Karelian Bear Dog

The Karelian Bear Dog is an eager hunter. They have a very good sense of direction, are balanced, courageous and independent.

Daily Care

Grooming Tips

Beyond regular weekly grooming, the occasional bath will keep your Karelian Bear Dogclean and looking his best. Grooming can be a wonderful bonding experience for you and your pet.
The strong, fast-growing nails should be trimmed regularly with a nail clipper or grinder to avoid overgrowth, splitting, and cracking. Their ears should be checked regularly to avoid a buildup of wax and debris, which can result in infection. Teeth should be brushed regularly.

Exercise Tips

Because the Karelian Bear Dog was developed for hunting it is a fairly high-energy breed that requires a good bit of daily exercise.
Options for exercise include playtime in the backyard, preferably fenced, or walks several times a day. Exercise can also come in the form of indoor activities, like hide-and-seek, chasing a ball rolled along the floor, or learning new tricks.
Certain outdoor activities like swimming, hiking, and retrieving balls or flying discs can provide a good outlet for expending energy. If you live in an apartment, even short walks in the hallways can give your dog some exercise, especially during inclement weather.
Training for dog sports like agility, obedience, and rally can also be a great way to give your dog exercise.

Feeding Tips

The Karelian Bear Dog should do well on high-quality dog food, whether commercially manufactured or home-prepared with your veterinarian’s supervision and approval. Any diet should be appropriate to the dog’s age (puppy, adult, or senior). Some dogs are prone to gettingoverweight, so watch your dog’s calorie consumption and weight level.
Treatscan be an important aid in training, but giving too many can cause obesity. Learn about whichhuman foodsare safe for dogs, and which are not. Check with your vet if you have any concerns about your dog’s weight or diet.Clean, fresh water should be available at all times.

Health Tips

The Karelian Bear Dog is a fairly healthy dog, though its average lifespan of 10 to 12 years is a little shorter than the average for other medium-sized breeds.
This dog breed is prone to certain health problems likehip dysplasia, dental problems, and eye problems. Sound breeding is important for these dogs in terms of both health and temperament.


The Karelian Bear Dog is an intelligent breed, though its background in hunting aggressive game gives it a bit of an independent or stubborn streak.
These dogs have been known to develop aggression toward other dogs so they need a great deal of socialization and training from a young age.
In terms of training methods, positive reinforcement is always a good idea but you will need to maintain strong leadership and be firm and consistent during training with this breed. Aggressive behaviors should not be tolerated.
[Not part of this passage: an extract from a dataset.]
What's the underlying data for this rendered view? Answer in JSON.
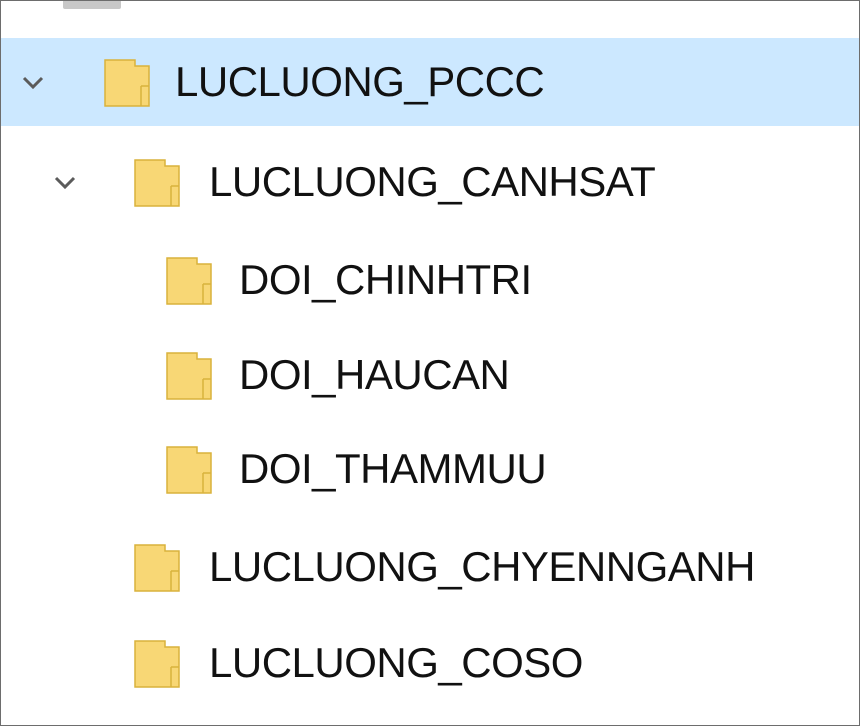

The Karelian Bear Dog is a Finnish breed that originated in northwestern Europe and was originally the dog of Russian and Finnish peasants, used for hunting and as a watchdog. Only the toughest survived fightings and the harsh conditions while hunting. Early dogs had red, red-gray and black and white coats.
The Komi dog, also called the dog of Zyrians, is considered to be the origin of the breed, however, the basic stock dogs originated from the Lagoda’s Karelia, Olonets and Russian Karelia, where they were used for all different types of game hunting.
The breeding was started in 1936 with the goal to create a sturdy dog that barks at the big game. In further breeding, the progeny was selected to the Karelian Bear Dog type and only black and white dogs were preferred for breeding.
It was then agreed that the name of the breed was to be the Karelian Bear Dog. The first standard was established in 1945. The first Karelian Bear Dogs were registered in the Finnish Kennel Club in 1946.
Today, the breedis one of the top 10 most common breedsin Finland.The Karelian Bear Dog is primarily a hunting breed, but can be trained for and compete in obedience trials, search and rescue trials, and sled dog trials in its native country.